Experience is a term that bankruptcy attorneys throw around a lot. It is certainly important that your bankruptcy attorney has experience. But is there a point at which too much experience, or maybe too many cases, becomes a bad thing? Do you want to hire the attorney who files the largest number of Utah bankruptcy petitions?
I don’t think you do.
The bankruptcy firms that file the most bankruptcy petitions are known as “bankruptcy mills”. A bankruptcy mill is a law firm that performs a ridiculously high volume of bankruptcy filings. They are the fast food restaurants of the bankruptcy industry. If you want a fast and cheap hamburger, you may drive through at McDonalds. They sell more hamburgers than anyone. But they’re not good hamburgers, are they? Not when you compare them to a hamburger you can get in a restaurant, especially if the chef who prepares the hamburger really takes pride in his work. The McDonald’s hamburger is made from the cheapest frozen meat available, and put together by the dozen, in a hurry, by someone who – no disrespect intended – probably doesn’t care too much whether it is the best burger they’ve ever prepared.
I don’t know about you, but I’d prefer to get a hamburger prepared to order by a chef who takes pride in his work. Especially if it is the only hamburger I’m ever going to order again. When you file bankruptcy, don’t you want it to be the very last time you ever do it? Don’t you want to make sure that it is done correctly, by someone who takes pride in their work?
How do I know if I’ve hired a Bankruptcy Mill?
When you hire a Utah bankruptcy attorney, you should have lots of direct contact with him or her. You should have multiple opportunities to ask that attorney questions about your case, and you should feel that they know you and are familiar with your case. It is OK if that attorney has a staff that assists him or her in preparing your petition, and attending court appearances. But the key word is assist.
You can tell you’re working with a bankruptcy mill if you have lots of contact with staff members, or a rotating cast of attorneys. They will most likely have trouble understanding the particulars of your case, and you may find yourself telling each different attorney or staff member the same thing over and over. They may not be able to answer your questions because they are not familiar with you and your case.
It goes without saying that this is not how you want your bankruptcy attorney to treat you.
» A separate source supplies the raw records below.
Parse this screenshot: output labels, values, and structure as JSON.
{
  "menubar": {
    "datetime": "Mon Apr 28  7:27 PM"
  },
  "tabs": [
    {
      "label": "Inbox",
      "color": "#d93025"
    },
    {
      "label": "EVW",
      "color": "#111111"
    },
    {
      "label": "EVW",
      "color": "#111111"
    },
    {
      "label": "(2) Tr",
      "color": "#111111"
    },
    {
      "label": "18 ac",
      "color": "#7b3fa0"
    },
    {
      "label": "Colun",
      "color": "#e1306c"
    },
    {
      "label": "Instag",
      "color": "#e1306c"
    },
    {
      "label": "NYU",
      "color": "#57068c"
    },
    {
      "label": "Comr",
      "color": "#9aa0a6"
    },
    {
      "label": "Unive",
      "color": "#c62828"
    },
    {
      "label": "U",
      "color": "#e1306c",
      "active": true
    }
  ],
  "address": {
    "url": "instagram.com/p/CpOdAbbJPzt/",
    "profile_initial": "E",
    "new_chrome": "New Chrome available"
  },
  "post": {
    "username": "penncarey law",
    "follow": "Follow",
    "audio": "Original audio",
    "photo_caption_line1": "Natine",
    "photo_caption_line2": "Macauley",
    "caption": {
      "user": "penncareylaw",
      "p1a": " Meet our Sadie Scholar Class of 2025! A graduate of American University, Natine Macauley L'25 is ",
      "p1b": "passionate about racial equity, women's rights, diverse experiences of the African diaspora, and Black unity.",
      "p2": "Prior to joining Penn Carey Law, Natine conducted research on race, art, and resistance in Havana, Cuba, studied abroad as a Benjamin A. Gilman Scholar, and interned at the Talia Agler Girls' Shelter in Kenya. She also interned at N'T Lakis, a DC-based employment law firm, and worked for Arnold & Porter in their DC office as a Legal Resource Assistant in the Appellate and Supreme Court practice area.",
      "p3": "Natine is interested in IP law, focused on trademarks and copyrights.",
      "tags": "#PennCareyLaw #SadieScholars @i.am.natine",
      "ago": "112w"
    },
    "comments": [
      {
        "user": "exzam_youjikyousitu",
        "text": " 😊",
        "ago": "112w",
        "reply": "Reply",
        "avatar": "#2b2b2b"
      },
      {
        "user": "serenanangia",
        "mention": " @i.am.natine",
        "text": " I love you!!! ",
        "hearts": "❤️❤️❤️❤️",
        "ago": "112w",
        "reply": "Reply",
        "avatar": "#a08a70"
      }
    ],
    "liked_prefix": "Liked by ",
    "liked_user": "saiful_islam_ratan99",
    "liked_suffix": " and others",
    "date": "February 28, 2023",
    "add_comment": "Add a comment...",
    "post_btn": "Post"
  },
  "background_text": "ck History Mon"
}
Here are a few signs that you’re dealing with a bankruptcy mill:
- They have a large volume of clients. (hint: they have offices nationwide, they advertise on billboards, or their advertisements boast “thousands” of happy clients)
- At your initial consultation, you speak with an assistant or paralegal before you talk with an attorney, and that person collects all of the information about your case. You may not even speak with an attorney at all!
- They give you a really fat packet or worksheet – dozens of pages long – to take home and complete. (hint: filling out this worksheet means you are doing their work for them!)
- You speak with an assistant, or a different attorney each time you call, or visit the office.
- The attorney who attends your 341 meeting has never met you.
- They are cheap, in spite of their vast experience!
How do I fire the bankruptcy mill I’ve hired?
I know that it is difficult to get away from an attorney once you’ve gone through all the trouble of selecting one. And that goes for all types of attorneys, not just bankruptcy attorneys. But you deserve to have an attorney that you know, like and trust! Do not settle for anything less. There are lots of attorneys out there that can meet your needs better than a bankruptcy mill will. If you find yourself stuck in a “mill” you should know these three things:
- You have the right to have proper representation from an attorney you have confidence in.
- You have the right to fire any kind of attorney, at any point during any case you’re involved in.
- Even if you have signed an engagement agreement that states your fee is “non-refundable”, your attorney cannot charge you an unreasonable fee, and it would be unreasonable for an attorney to charge you for work they did not perform. You are entitled to a return of fees your attorney has not earned! (Note: this is not my opinion, it is the opinion of the Utah State Bar Association!)
With those things in mind, I would suggest that if you find yourself stuck in a “mill” you get out as soon as possible. Fire that attorney and hire someone you trust!